GOAL OF THE EXERCISE: Search the records below for the string "Intervention", and report each line that contains it.

EXTRACTED MATERIAL:
******************************
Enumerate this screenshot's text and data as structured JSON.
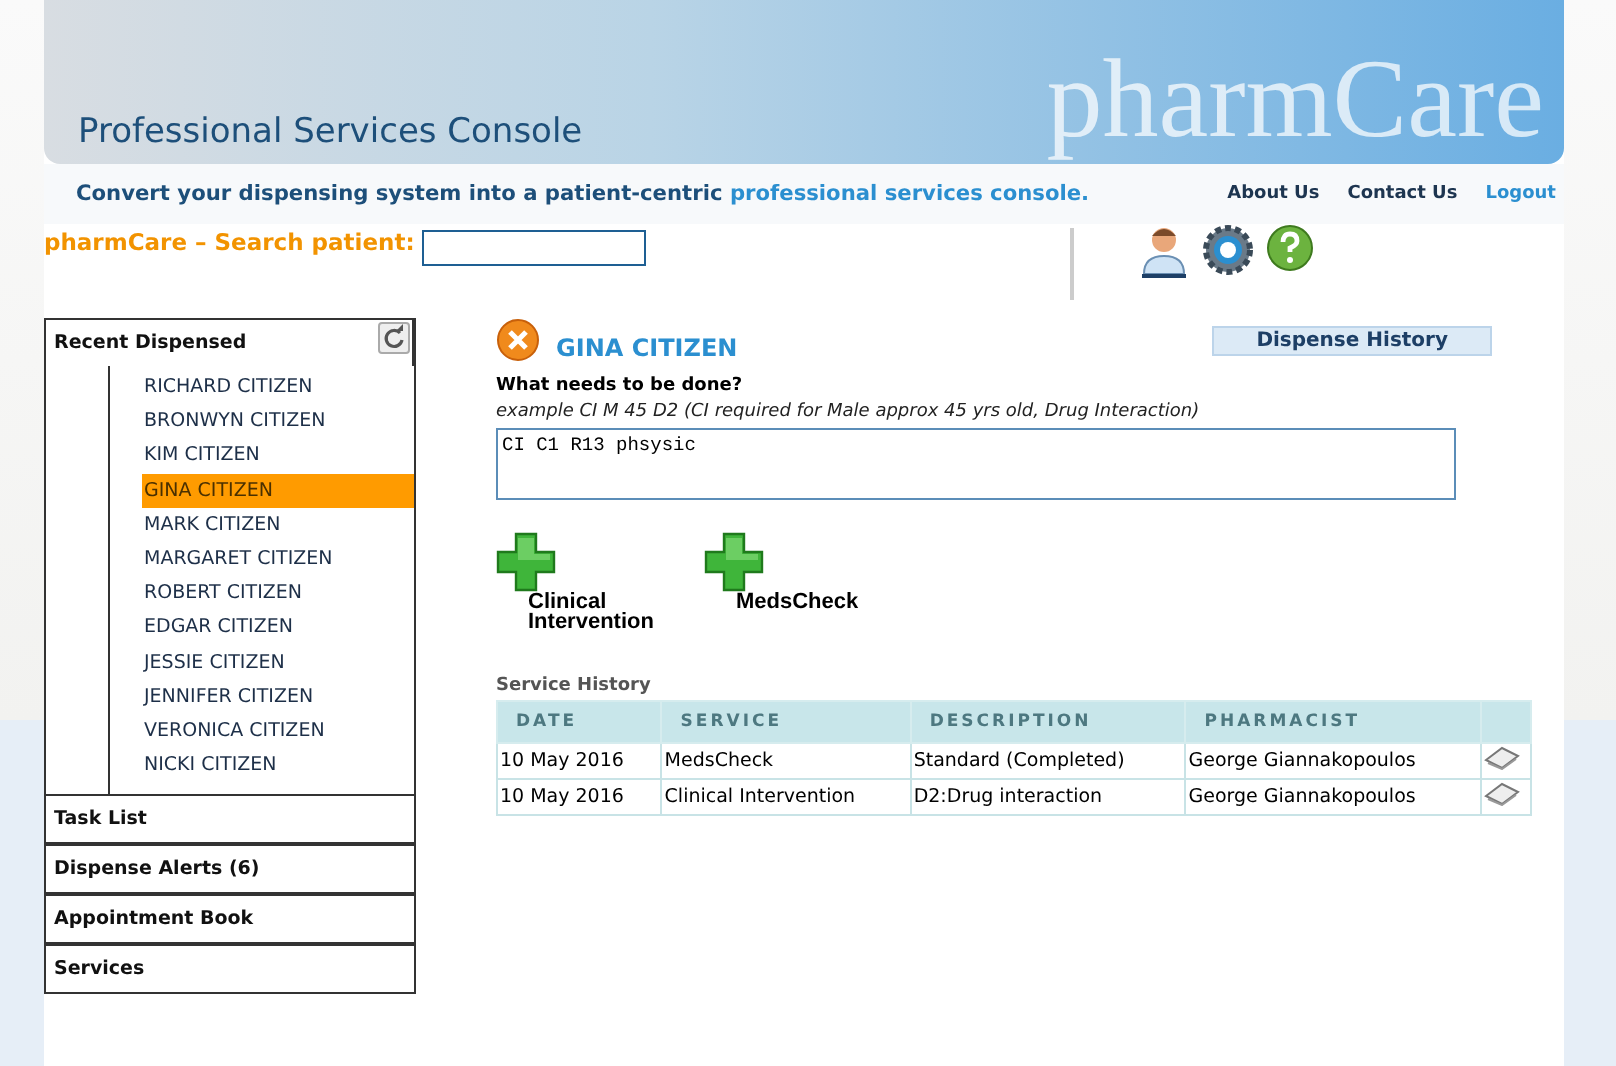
{
  "header": {
    "title": "Professional Services Console",
    "logo": "pharmCare"
  },
  "tagline": {
    "dark": "Convert your dispensing system into a patient-centric",
    "light": "professional services console."
  },
  "nav": [
    {
      "label": "About Us",
      "kind": "plain"
    },
    {
      "label": "Contact Us",
      "kind": "plain"
    },
    {
      "label": "Logout",
      "kind": "accent"
    }
  ],
  "search": {
    "label": "pharmCare – Search patient:"
  },
  "sidebar": {
    "recent_title": "Recent Dispensed",
    "patients": [
      {
        "name": "RICHARD CITIZEN",
        "selected": false
      },
      {
        "name": "BRONWYN CITIZEN",
        "selected": false
      },
      {
        "name": "KIM CITIZEN",
        "selected": false
      },
      {
        "name": "GINA CITIZEN",
        "selected": true
      },
      {
        "name": "MARK CITIZEN",
        "selected": false
      },
      {
        "name": "MARGARET CITIZEN",
        "selected": false
      },
      {
        "name": "ROBERT CITIZEN",
        "selected": false
      },
      {
        "name": "EDGAR CITIZEN",
        "selected": false
      },
      {
        "name": "JESSIE CITIZEN",
        "selected": false
      },
      {
        "name": "JENNIFER CITIZEN",
        "selected": false
      },
      {
        "name": "VERONICA CITIZEN",
        "selected": false
      },
      {
        "name": "NICKI CITIZEN",
        "selected": false
      }
    ],
    "sections": [
      "Task List",
      "Dispense Alerts (6)",
      "Appointment Book",
      "Services"
    ]
  },
  "patient": {
    "name": "GINA CITIZEN",
    "dispense_history": "Dispense History",
    "question": "What needs to be done?",
    "example": "example CI M 45 D2 (CI required for Male approx 45 yrs old, Drug Interaction)",
    "value": "CI C1 R13 phsysic"
  },
  "actions": [
    {
      "line1": "Clinical",
      "line2": "Intervention"
    },
    {
      "line1": "MedsCheck"
    }
  ],
  "service_history": {
    "title": "Service History",
    "columns": [
      "DATE",
      "SERVICE",
      "DESCRIPTION",
      "PHARMACIST"
    ],
    "rows": [
      [
        "10 May 2016",
        "MedsCheck",
        "Standard (Completed)",
        "George Giannakopoulos"
      ],
      [
        "10 May 2016",
        "Clinical Intervention",
        "D2:Drug interaction",
        "George Giannakopoulos"
      ]
    ]
  }
}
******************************
YOUR RESPONSE:
      "line2": "Intervention"
        "Clinical Intervention",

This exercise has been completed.